● **WHAT TO PRODUCE**
Exact repetition of the data is the whole task.

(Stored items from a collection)
━━━━━━━━━━
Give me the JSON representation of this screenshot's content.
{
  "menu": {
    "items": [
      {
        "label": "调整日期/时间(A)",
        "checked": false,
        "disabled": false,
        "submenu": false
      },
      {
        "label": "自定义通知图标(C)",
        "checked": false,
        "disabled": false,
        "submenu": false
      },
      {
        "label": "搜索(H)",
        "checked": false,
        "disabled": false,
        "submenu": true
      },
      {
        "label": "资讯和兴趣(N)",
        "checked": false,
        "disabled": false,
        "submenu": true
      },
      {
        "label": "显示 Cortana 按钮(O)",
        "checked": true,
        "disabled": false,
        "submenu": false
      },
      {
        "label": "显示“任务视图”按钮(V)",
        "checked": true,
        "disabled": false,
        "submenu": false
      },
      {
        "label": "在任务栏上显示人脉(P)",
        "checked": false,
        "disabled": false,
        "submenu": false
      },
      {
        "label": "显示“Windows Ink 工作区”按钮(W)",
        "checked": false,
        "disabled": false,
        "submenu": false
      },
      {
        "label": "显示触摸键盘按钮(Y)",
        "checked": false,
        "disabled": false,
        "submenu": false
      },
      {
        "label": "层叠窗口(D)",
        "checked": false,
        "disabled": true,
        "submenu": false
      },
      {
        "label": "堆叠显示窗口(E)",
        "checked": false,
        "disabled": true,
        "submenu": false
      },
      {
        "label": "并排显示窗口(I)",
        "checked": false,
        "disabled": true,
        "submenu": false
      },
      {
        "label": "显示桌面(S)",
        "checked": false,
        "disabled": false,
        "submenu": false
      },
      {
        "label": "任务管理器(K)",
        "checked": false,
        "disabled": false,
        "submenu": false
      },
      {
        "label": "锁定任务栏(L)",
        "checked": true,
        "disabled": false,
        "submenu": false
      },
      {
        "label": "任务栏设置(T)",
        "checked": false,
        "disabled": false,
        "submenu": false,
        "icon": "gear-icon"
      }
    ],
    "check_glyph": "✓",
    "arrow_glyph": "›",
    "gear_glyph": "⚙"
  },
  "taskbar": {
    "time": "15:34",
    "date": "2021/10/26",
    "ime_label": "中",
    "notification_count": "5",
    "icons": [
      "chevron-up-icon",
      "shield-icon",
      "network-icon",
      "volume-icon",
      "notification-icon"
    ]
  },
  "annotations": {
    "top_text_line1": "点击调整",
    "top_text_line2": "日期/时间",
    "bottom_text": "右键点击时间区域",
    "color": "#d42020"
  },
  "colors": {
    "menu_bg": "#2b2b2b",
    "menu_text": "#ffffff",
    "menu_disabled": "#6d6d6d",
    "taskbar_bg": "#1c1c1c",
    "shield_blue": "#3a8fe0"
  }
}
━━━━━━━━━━
● **WRITTEN REPLY**
Give me the JSON representation of this screenshot's content.
{
  "menu": {
    "items": [
      {
        "label": "调整日期/时间(A)",
        "checked": false,
        "disabled": false,
        "submenu": false
      },
      {
        "label": "自定义通知图标(C)",
        "checked": false,
        "disabled": false,
        "submenu": false
      },
      {
        "label": "搜索(H)",
        "checked": false,
        "disabled": false,
        "submenu": true
      },
      {
        "label": "资讯和兴趣(N)",
        "checked": false,
        "disabled": false,
        "submenu": true
      },
      {
        "label": "显示 Cortana 按钮(O)",
        "checked": true,
        "disabled": false,
        "submenu": false
      },
      {
        "label": "显示“任务视图”按钮(V)",
        "checked": true,
        "disabled": false,
        "submenu": false
      },
      {
        "label": "在任务栏上显示人脉(P)",
        "checked": false,
        "disabled": false,
        "submenu": false
      },
      {
        "label": "显示“Windows Ink 工作区”按钮(W)",
        "checked": false,
        "disabled": false,
        "submenu": false
      },
      {
        "label": "显示触摸键盘按钮(Y)",
        "checked": false,
        "disabled": false,
        "submenu": false
      },
      {
        "label": "层叠窗口(D)",
        "checked": false,
        "disabled": true,
        "submenu": false
      },
      {
        "label": "堆叠显示窗口(E)",
        "checked": false,
        "disabled": true,
        "submenu": false
      },
      {
        "label": "并排显示窗口(I)",
        "checked": false,
        "disabled": true,
        "submenu": false
      },
      {
        "label": "显示桌面(S)",
        "checked": false,
        "disabled": false,
        "submenu": false
      },
      {
        "label": "任务管理器(K)",
        "checked": false,
        "disabled": false,
        "submenu": false
      },
      {
        "label": "锁定任务栏(L)",
        "checked": true,
        "disabled": false,
        "submenu": false
      },
      {
        "label": "任务栏设置(T)",
        "checked": false,
        "disabled": false,
        "submenu": false,
        "icon": "gear-icon"
      }
    ],
    "check_glyph": "✓",
    "arrow_glyph": "›",
    "gear_glyph": "⚙"
  },
  "taskbar": {
    "time": "15:34",
    "date": "2021/10/26",
    "ime_label": "中",
    "notification_count": "5",
    "icons": [
      "chevron-up-icon",
      "shield-icon",
      "network-icon",
      "volume-icon",
      "notification-icon"
    ]
  },
  "annotations": {
    "top_text_line1": "点击调整",
    "top_text_line2": "日期/时间",
    "bottom_text": "右键点击时间区域",
    "color": "#d42020"
  },
  "colors": {
    "menu_bg": "#2b2b2b",
    "menu_text": "#ffffff",
    "menu_disabled": "#6d6d6d",
    "taskbar_bg": "#1c1c1c",
    "shield_blue": "#3a8fe0"
  }
}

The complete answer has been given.